By Toutka Wongse-ont
Armed with a pen, charcoal, and colored pencils, I was eager to start sketching and writing about my walk around Waianae, on the island of Oahu, Hawaii. My brown, leather journal peeked out from a pouch, slung across my body. When I looked through the chain link fence, I sighed. The dry, straw-colored grass and twisted, knobby grey trunks were set against a somewhat barren hill, chiseled brown with grey boulders. “You might see some goats,” my friend reassured me. “They come out in the afternoon to eat.” It’s as if she knew what I was thinking. I nodded and hoisted myself over her fence.
In the middle of the desolate, dry land, I caught sight of a small Koa tree. Clusters of pods dangled from its branches, some green, but most brown. Seedless, their time is done. But there was something beautiful in the way these withered clusters of pods twisted nature’s design wavy, curvy. One looked like an octopus, its two outer arms curled up, beckoning me to join them. A jewelry designer could not imitate—no, rival–the curves of nature’s designs. They danced in the wind like little octopuses on branches. When the wind stirred the leaves, the dried seeds in the pods slightly shook. I stopped and listened. “Shush-shush-shush.” I pulled a dried pod off, put it near my ear, and shook it. Thoreau once asked, “The singer can easily move us to tears or to laughter, but where is he who can excite in us a pure morning joy?” Nature’s music! They sounded like little maracas, “Shush-shush-shush.” Soft…gentle …simple… music.

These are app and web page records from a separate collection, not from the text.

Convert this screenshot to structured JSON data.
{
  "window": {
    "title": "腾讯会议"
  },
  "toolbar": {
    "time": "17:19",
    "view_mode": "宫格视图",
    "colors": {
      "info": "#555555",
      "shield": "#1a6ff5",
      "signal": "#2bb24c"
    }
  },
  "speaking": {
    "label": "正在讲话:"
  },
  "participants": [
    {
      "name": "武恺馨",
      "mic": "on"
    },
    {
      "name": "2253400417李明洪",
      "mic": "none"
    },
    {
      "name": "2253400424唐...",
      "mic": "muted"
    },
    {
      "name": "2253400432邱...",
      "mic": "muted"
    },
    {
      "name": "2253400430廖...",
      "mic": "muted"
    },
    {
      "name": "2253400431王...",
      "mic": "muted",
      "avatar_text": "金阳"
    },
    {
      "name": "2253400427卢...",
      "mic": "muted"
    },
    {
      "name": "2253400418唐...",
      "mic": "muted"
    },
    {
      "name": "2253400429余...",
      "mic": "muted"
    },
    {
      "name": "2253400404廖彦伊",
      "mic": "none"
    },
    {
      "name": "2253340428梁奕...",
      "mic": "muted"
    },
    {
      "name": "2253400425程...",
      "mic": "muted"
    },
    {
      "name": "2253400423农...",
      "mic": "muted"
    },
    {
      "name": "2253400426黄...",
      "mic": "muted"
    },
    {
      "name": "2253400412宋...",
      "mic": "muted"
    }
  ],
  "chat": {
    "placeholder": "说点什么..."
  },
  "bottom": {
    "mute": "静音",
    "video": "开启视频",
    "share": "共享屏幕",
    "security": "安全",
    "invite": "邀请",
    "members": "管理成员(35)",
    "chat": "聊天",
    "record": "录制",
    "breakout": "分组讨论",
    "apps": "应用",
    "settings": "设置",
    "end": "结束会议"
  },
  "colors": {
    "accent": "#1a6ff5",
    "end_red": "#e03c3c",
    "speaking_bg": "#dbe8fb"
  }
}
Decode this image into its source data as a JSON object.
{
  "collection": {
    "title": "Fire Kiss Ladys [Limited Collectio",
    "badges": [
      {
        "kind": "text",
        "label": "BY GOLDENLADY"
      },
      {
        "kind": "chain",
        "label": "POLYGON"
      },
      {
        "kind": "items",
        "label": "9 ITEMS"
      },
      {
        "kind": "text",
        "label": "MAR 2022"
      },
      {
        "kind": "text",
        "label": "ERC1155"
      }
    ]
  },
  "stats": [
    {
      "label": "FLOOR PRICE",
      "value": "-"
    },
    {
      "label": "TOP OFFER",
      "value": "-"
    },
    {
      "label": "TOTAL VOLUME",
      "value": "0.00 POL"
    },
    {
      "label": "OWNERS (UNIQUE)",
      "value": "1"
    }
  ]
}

I pulled off dried, firm, soft pods and tucked them into my journal pages. I planned to wash and eat the green pods when I got home. On the way back, I picked up a rock and looked underneath. What looked like a silverfish went around and around. I returned the rock back to its moist spot. Another rock had a miniscule, pale orange ant wandering under it.
When I got home, I washed the green pods and nervously exhaled before chewing a soft, green pod. It was supple, and tasted like I remembered. But at the end, it was slightly bitter. Did the lack of water affect the taste? I chewed the next one. It was not as bitter, but firmer, even harder with age. It was like chewing a piece of paper, and I had to swallow hard at the end. The mature pod was ripe. I pulled a strip off its edge, and peeled back the pod. It opened up like an Edamame bean (soybeans). To my surprise it tasted mild like peas, and I eagerly chewed each seed. Thoreau again: “There is a difference between eating and drinking for strength and from mere gluttony.” I remembered eating soft Koa pods, scooping up chunks of papaya salad with it, between mouthfuls of sticky rice. My brothers and I would snack on Koa seeds, taking only what we needed from the tree.
While I did not see goats, I did see the Koa tree, and the pods. The different pods reminded me to walk, fully walk in life because, as Thoreau noted, “we cannot afford not to live in the present.” If Thoreau’s idea of simplicity was accepted, life would not be as barren and desolate as it seems. Nature is beckoning all, inviting us to fully experience it. A walk is simple, and costs very little. I spent a little of my time and effort, but this simplicity paid off. I not only saw, heard and touched “nature,” I even tasted it. It “tastes” beautiful. And I feel “rich.”